Adverse Effects of Travoprost Latanoprost • Local irritation and redness • Brown pigmentation of the iris • Lashes may grow longer
Nursing Considerations for Travoprost Latanoprost • Administered once daily at bedtime • Apply light pressure on lacrimal sac for 1 min following instillation
Classification of Timolol maleate Levobunolol Beta blockers “lol” or “olol”
Indications of Timolol maleate Levobunolol • Decrease production of aqueous humor and Reduces intraocular pressure in management of glaucoma • Beta blocker
Administration of Timolol maleate Levobunolol Optic – Eye
Adverse Effects of Timolol maleate Levobunolol • Eye irritation • Hypotension • Increased airway resistance
Nursing Considerations of Timolol maleate Levobunolol • Monitor BP and pulse • Apply light pressure on lacrimal sac for 1 min following instillation • Used in caution with clients already taking beta-blockers for HTN. • Contraindicated in clients with history of asthma

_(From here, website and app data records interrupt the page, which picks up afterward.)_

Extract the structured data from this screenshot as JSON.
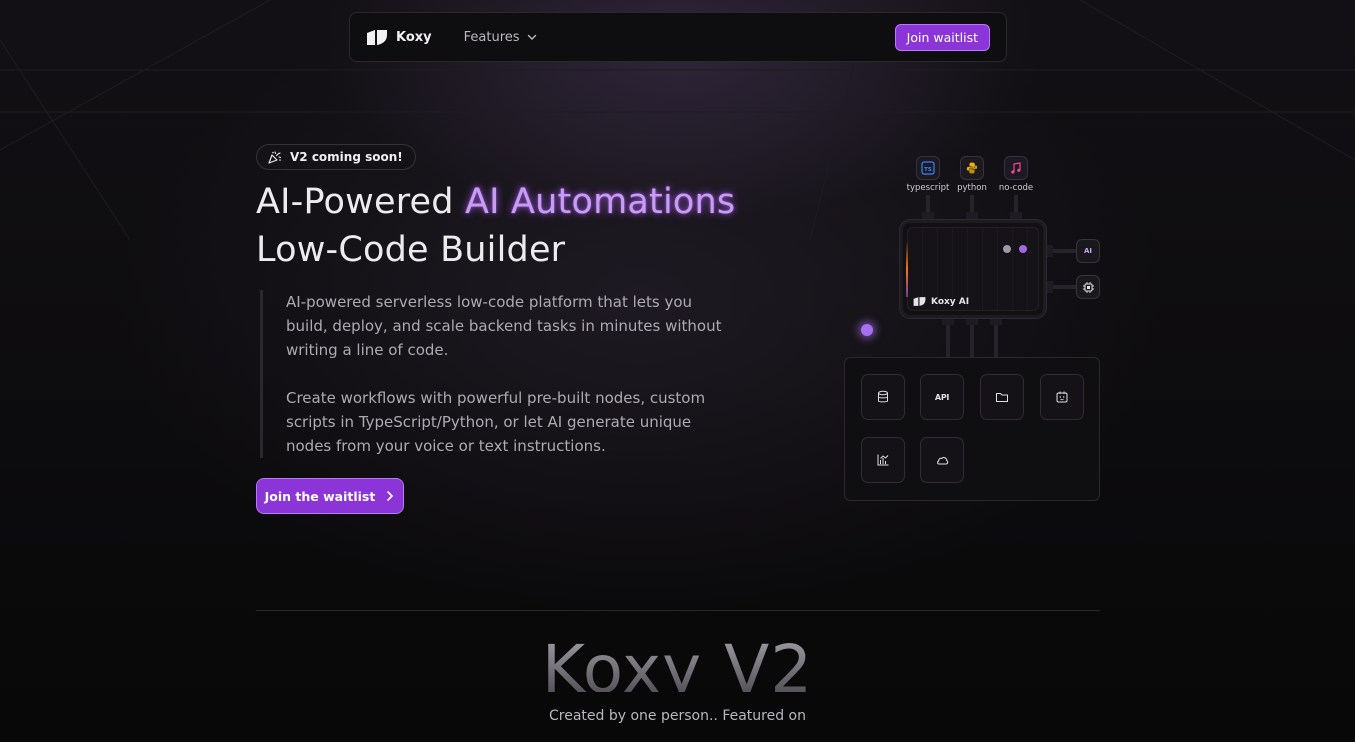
{
  "nav": {
    "brand": "Koxy",
    "features_label": "Features",
    "cta_label": "Join waitlist"
  },
  "hero": {
    "badge": "V2 coming soon!",
    "title_part1": "AI-Powered ",
    "title_highlight": "AI Automations",
    "title_line2": "Low-Code Builder",
    "paragraph1": "AI-powered serverless low-code platform that lets you build, deploy, and scale backend tasks in minutes without writing a line of code.",
    "paragraph2": "Create workflows with powerful pre-built nodes, custom scripts in TypeScript/Python, or let AI generate unique nodes from your voice or text instructions.",
    "cta_label": "Join the waitlist"
  },
  "diagram": {
    "languages": [
      {
        "label": "typescript",
        "icon": "typescript-icon",
        "color": "#3b82f6"
      },
      {
        "label": "python",
        "icon": "python-icon",
        "color": "#eab308"
      },
      {
        "label": "no-code",
        "icon": "music-note-icon",
        "color": "#ec4899"
      }
    ],
    "chip_label": "Koxy AI",
    "side_ai_label": "AI",
    "side_cpu_icon": "cpu-icon",
    "node_api_label": "API",
    "nodes": [
      "database-icon",
      "api-icon",
      "folder-icon",
      "calendar-bot-icon",
      "chart-icon",
      "cloud-icon"
    ]
  },
  "footer": {
    "big_title": "Koxy V2",
    "created_text": "Created by one person.. Featured on"
  },
  "colors": {
    "accent": "#8b35d8",
    "accent_border": "#b47cf0",
    "highlight_text": "#c79df2",
    "background": "#0b0a0c"
  }
}
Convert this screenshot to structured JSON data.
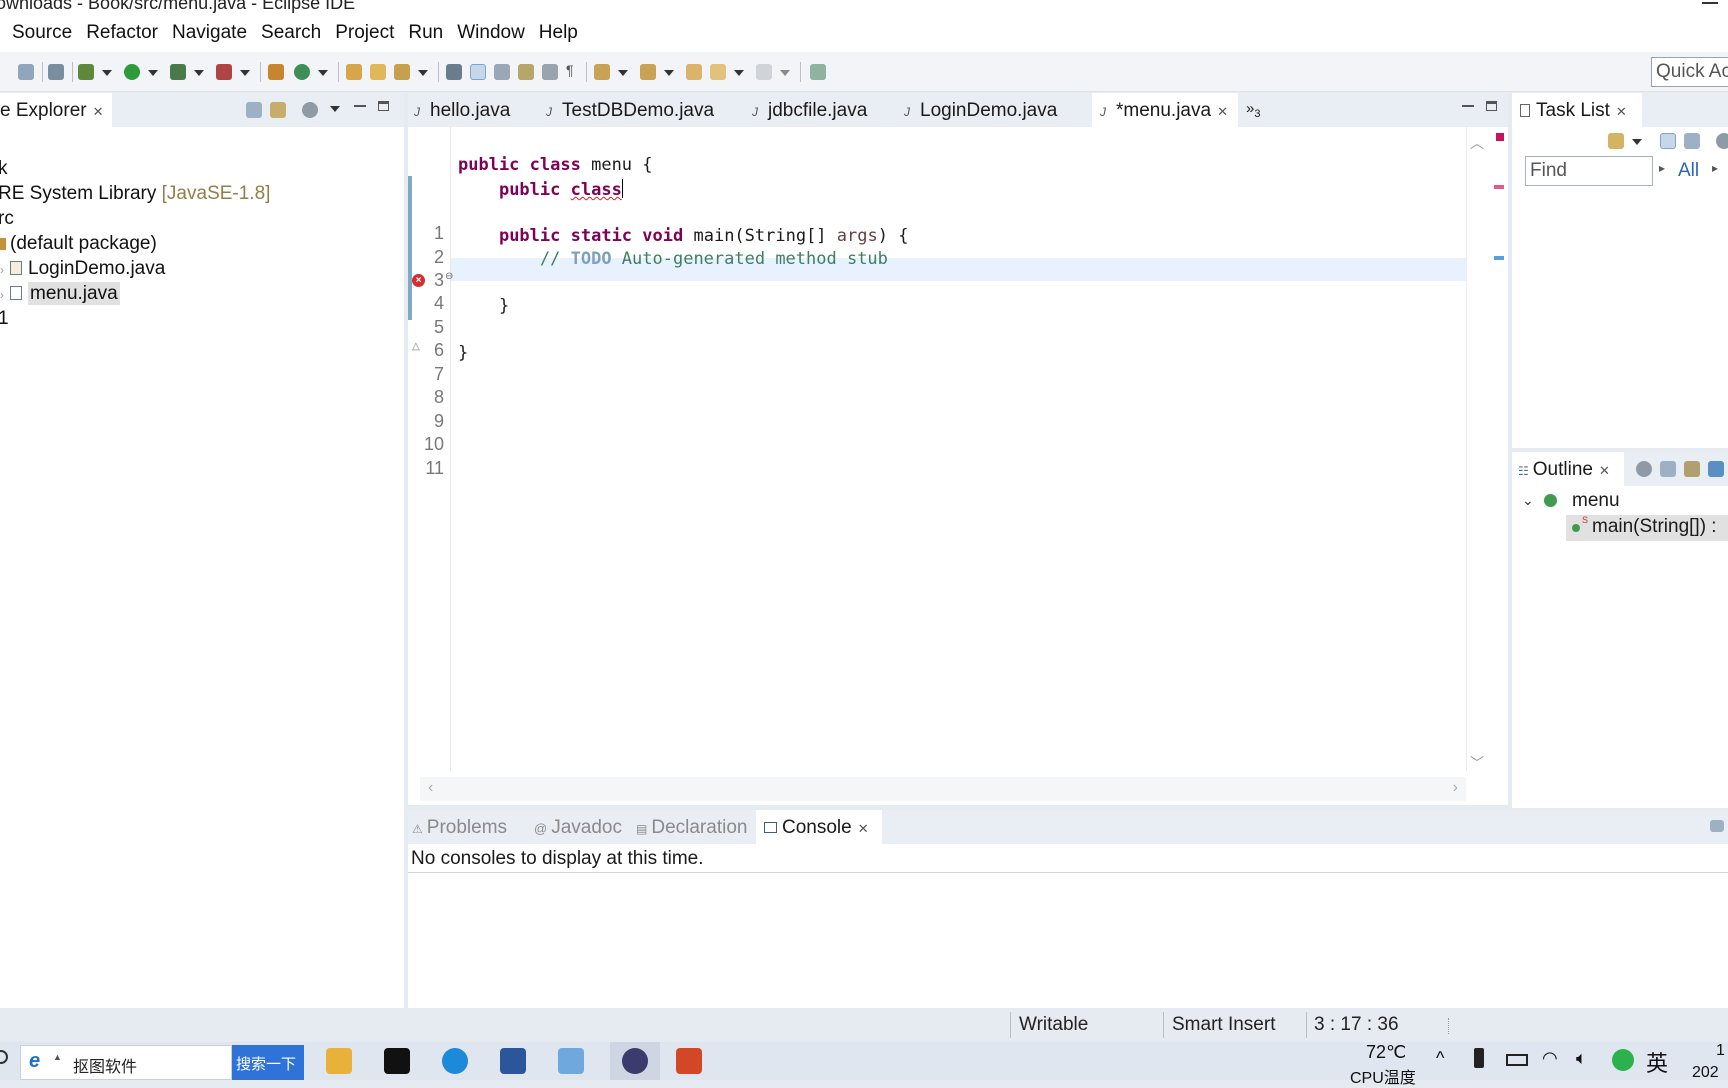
{
  "window": {
    "title": "ownloads - Book/src/menu.java - Eclipse IDE"
  },
  "menubar": {
    "items": [
      "Source",
      "Refactor",
      "Navigate",
      "Search",
      "Project",
      "Run",
      "Window",
      "Help"
    ]
  },
  "toolbar": {
    "quick_access_placeholder": "Quick Ac"
  },
  "package_explorer": {
    "tab_label": "e Explorer",
    "tree": [
      {
        "text": "k"
      },
      {
        "text": "RE System Library",
        "decoration": "[JavaSE-1.8]"
      },
      {
        "text": "rc"
      },
      {
        "text": "(default package)"
      },
      {
        "text": "LoginDemo.java"
      },
      {
        "text": "menu.java",
        "selected": true
      },
      {
        "text": "1"
      }
    ]
  },
  "editor": {
    "tabs": [
      {
        "label": "hello.java"
      },
      {
        "label": "TestDBDemo.java"
      },
      {
        "label": "jdbcfile.java"
      },
      {
        "label": "LoginDemo.java"
      },
      {
        "label": "*menu.java",
        "active": true
      }
    ],
    "overflow_label": "»",
    "overflow_count": "3",
    "line_numbers": [
      "1",
      "2",
      "3",
      "4",
      "5",
      "6",
      "7",
      "8",
      "9",
      "10",
      "11"
    ],
    "code": {
      "l2_kw1": "public",
      "l2_kw2": "class",
      "l2_rest": " menu {",
      "l3_kw1": "public",
      "l3_kw2": "class",
      "l5_kw1": "public",
      "l5_kw2": "static",
      "l5_kw3": "void",
      "l5_rest1": " main(String[] ",
      "l5_param": "args",
      "l5_rest2": ") {",
      "l6_c1": "// ",
      "l6_todo": "TODO",
      "l6_c2": " Auto-generated method stub",
      "l8": "}",
      "l10": "}"
    }
  },
  "task_list": {
    "tab_label": "Task List",
    "find_placeholder": "Find",
    "all_label": "All"
  },
  "outline": {
    "tab_label": "Outline",
    "class_name": "menu",
    "method": "main(String[]) :"
  },
  "bottom_panel": {
    "tabs": [
      {
        "label": "Problems"
      },
      {
        "label": "Javadoc"
      },
      {
        "label": "Declaration"
      },
      {
        "label": "Console",
        "active": true
      }
    ],
    "console_message": "No consoles to display at this time."
  },
  "status_bar": {
    "writable": "Writable",
    "insert_mode": "Smart Insert",
    "position": "3 : 17 : 36"
  },
  "taskbar": {
    "search_text": "抠图软件",
    "search_button": "搜索一下",
    "temperature": "72℃",
    "cpu_label": "CPU温度",
    "ime": "英",
    "clock_top": "1",
    "clock_bottom": "202"
  },
  "colors": {
    "keyword": "#7f0055",
    "comment": "#3f7f5f",
    "todo": "#7f9fbf",
    "error": "#d32f2f",
    "selection_bg": "#e1e1e1",
    "current_line_bg": "#e8f2fe"
  }
}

Classification of Meclizine Diphenhydramine Fexofenadine Loratidine Chlorpheniramine Anti-vertigo - Antihistamines
Indication of Meclizine • Vertigo
Indications of Diphenhydramine Fexofenadine Loratidine Chlorpheniramine • Treat allergic rhinitis, allergies, vertigo, cough, sneezing
Administration of Meclizine Diphenhydramine Fexofenadine Loratidine Chlorpheniramine PO
Adverse Effects of Meclizine • Headache • Vomiting • Dry mouth • Tiredness/drowsiness
Adverse Effects of Diphenhydramine Fexofenadine Loratidine Chlorpheniramine • Drowsiness, excitement, photosensitivity • Anticholinergic effects-dry mouth, urinary retention, constipation
Nursing Considerations of Meclizine • Avoid activities that require alertness
Nursing Considerations of Diphenhydramine Fexofenadine Loratidine Chlorpheniramine • Use cautiously in CVD, HTN, renal ds. May be given pre-blood to decrease allergic response, increase fluid intake
Classification of Promethazine Prochlorperazine Antiemetic
Indications for Promethazine Prochlorperazine • Vertigo • Nausea • Vomiting • Sedation
Administration of Promethazine Prochlorperazine PO, IV, PR
Adverse Effects of Promethazine Prochlorperazine • Drowsiness • Dizziness • Constipation • Urinary retention • Dry mouth
Nursing Considerations of Promethazine Prochlorperazine • If used for motion sickness, take ½ hr before traveling • Avoid activities that require alertness • Avoid alcohol/CNS depressants
Created by: PinkRN